Seasonal changes do not appear to significantly influence the main symptoms of primary Sjögren’s syndrome — pain, fatigue, and dryness — according to a large study.

The study, “Seasonal effect on fatigue, pain and dryness in primary Sjögren’s syndrome,” was published in the journal Arthritis Research and Therapy.

Changing weather conditions as seasons come and go are known to influence the symptoms of people with rheumatic and inflammatory conditions, such as rheumatoid arthritis, lupus, and ANCA vasculitis.

Despite being the second most common autoimmune disease, preceded only by rheumatoid arthritis, little is known about the impact of seasonal effects on symptoms of primary Sjögren’s syndrome.

To address this, a team of French researchers examined the changes in pain, fatigue, and dryness in Sjögren’s patients who participated in three placebo-controlled clinical trials – TRIPSS, TEARS (NCT00740948), and JOQUER (NCT00632866) — in which the active treatment did not provide benefits, and in the ASSESS prospective cohort (NCT03040583).

These three symptoms represent most of the disease burden experienced by all patients, and are included in the EULAR Sjögren’s Syndrome Patient Reported Index, an internationally validated tool used in all four trials.

The analysis included 632 patients with a total of 2,858 measures of all three symptoms. These included 744 assessments conducted in spring, 584 during summer, 848 in fall, and 682 in winter.

Results showed no significant differences in scores of pain, dryness, or fatigue across seasons or across months. A composite assessment of all three measures also did not change year-round.
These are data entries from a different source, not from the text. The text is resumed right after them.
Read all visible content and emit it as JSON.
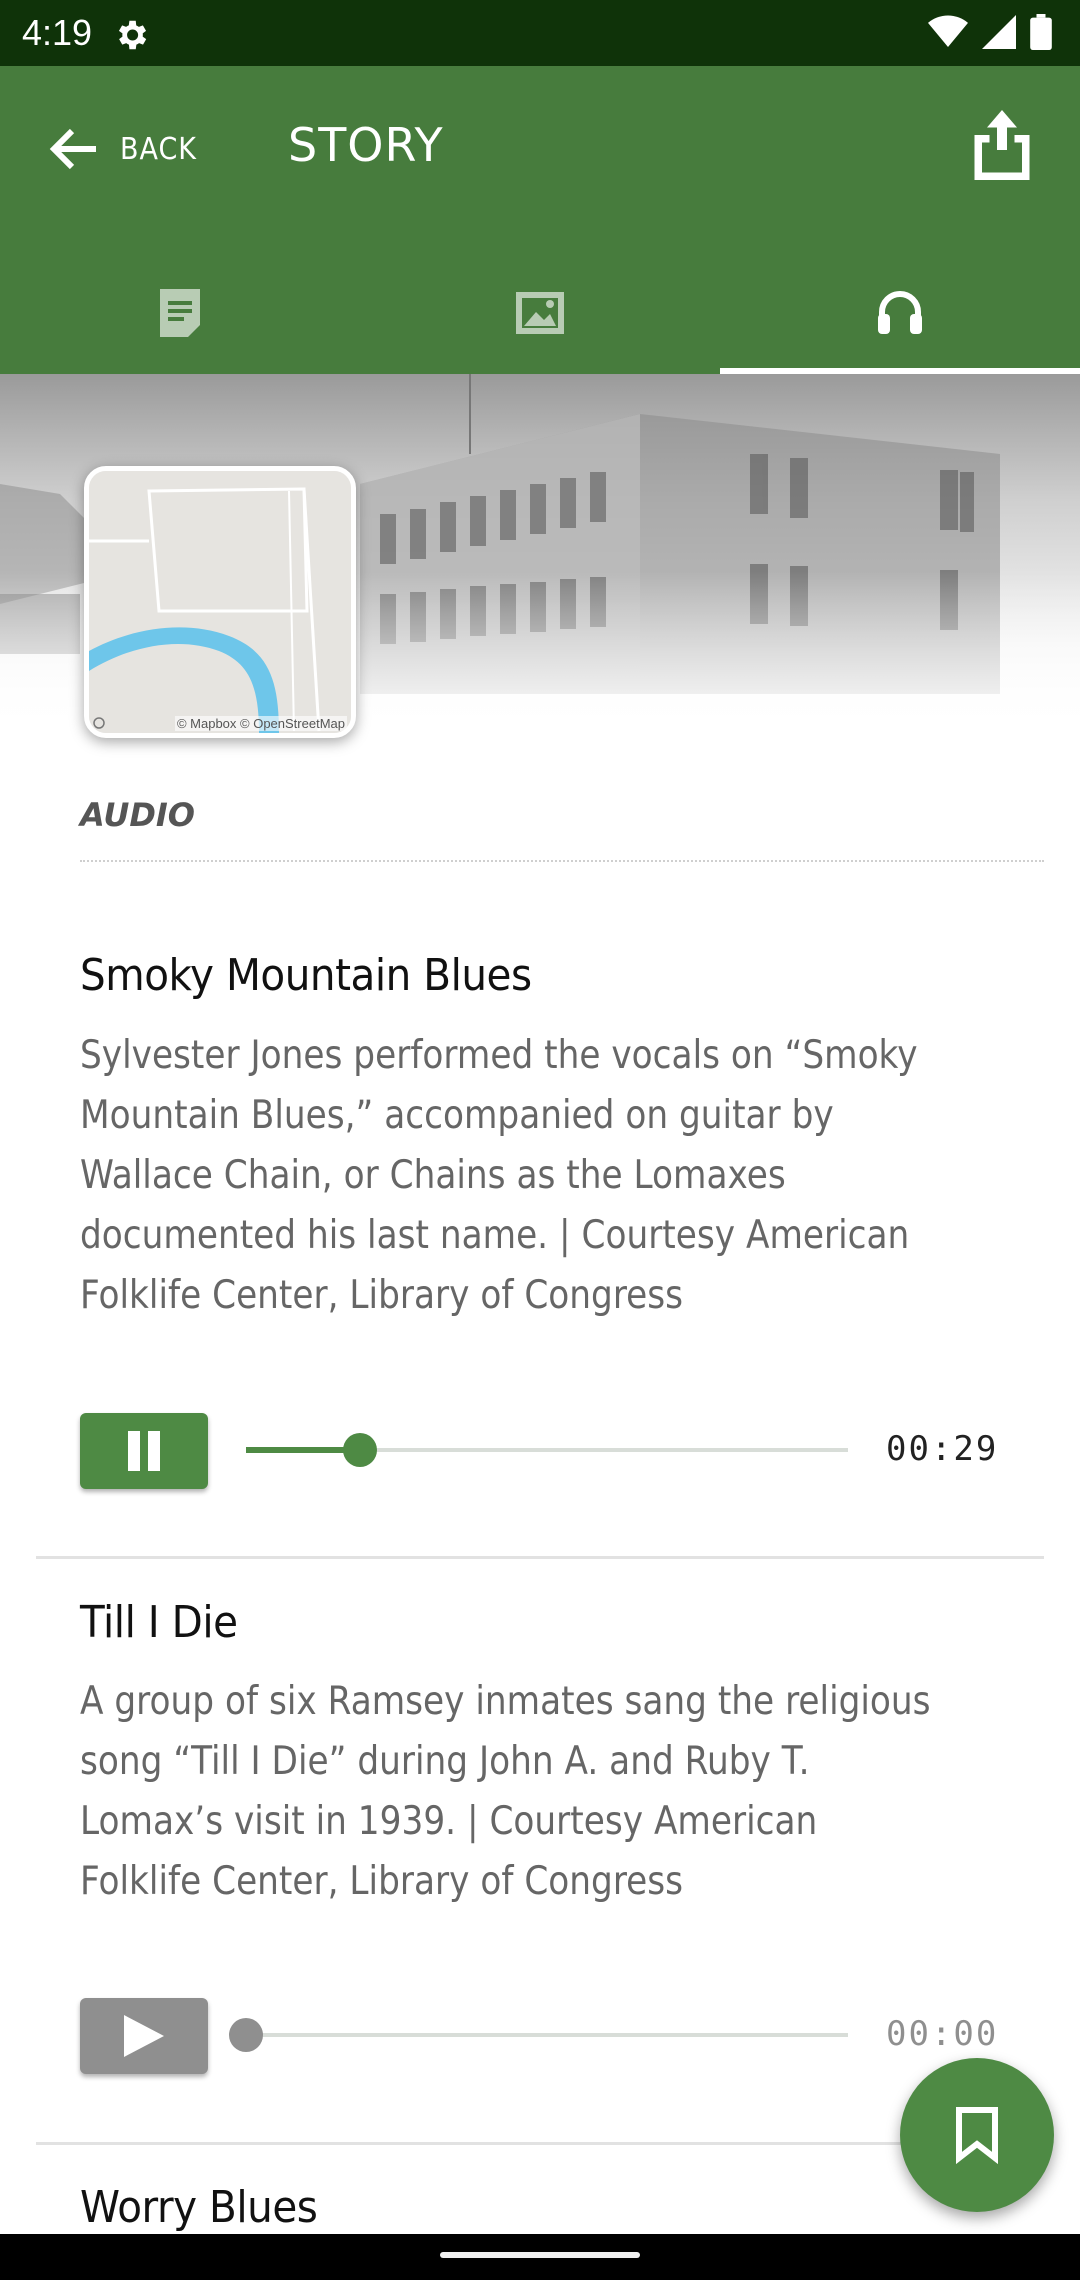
{
  "status_bar": {
    "time": "4:19"
  },
  "header": {
    "back_label": "BACK",
    "title": "STORY"
  },
  "tabs": [
    {
      "icon": "document-icon",
      "active": false
    },
    {
      "icon": "image-icon",
      "active": false
    },
    {
      "icon": "headphones-icon",
      "active": true
    }
  ],
  "map": {
    "attribution": "© Mapbox © OpenStreetMap"
  },
  "section": {
    "label": "AUDIO"
  },
  "tracks": [
    {
      "title": "Smoky Mountain Blues",
      "description": "Sylvester Jones performed the vocals on “Smoky Mountain Blues,” accompanied on guitar by Wallace Chain, or Chains as the Lomaxes documented his last name. | Courtesy American Folklife Center, Library of Congress",
      "time": "00:29",
      "playing": true,
      "progress": 0.19
    },
    {
      "title": "Till I Die",
      "description": "A group of six Ramsey inmates sang the religious song “Till I Die” during John A. and Ruby T. Lomax’s visit in 1939. | Courtesy American Folklife Center, Library of Congress",
      "time": "00:00",
      "playing": false,
      "progress": 0
    },
    {
      "title": "Worry Blues"
    }
  ],
  "colors": {
    "accent": "#4e8a44",
    "header": "#477c3d",
    "status_bar": "#0f3309",
    "inactive": "#8f8f8f"
  }
}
The team next conducted an analysis to examine if factors such as age and type of treatment used were influencing the results. This time, they used an objective measure of dryness (instead of patient-reported dryness) to confirm the findings.

Adjusting for these potential confounding factors did not change the influence of seasons on objective dryness scores. Dryness of the eyes and mouth remained similar across seasons.

Similar adjustments for patient-reported pain and fatigue also did not change the results.

The study “did not show any seasonal effect on the main symptoms of [primary Sjögren’s syndrome], pain, fatigue and dryness,” the researchers wrote.

They noted, however, some limitations to the study, such as the lack of available data regarding important weather variables, including temperature, humidity, precipitation, and sunshine exposure at the time of the assessments, as well as the geographic location of the clinical site where the measures were taken.

“A longitudinal study involving meteorological features and assessing pSS outcomes every months during several years … could be the most accurate way to investigate the effect of seasonality in pSS,” the team concluded.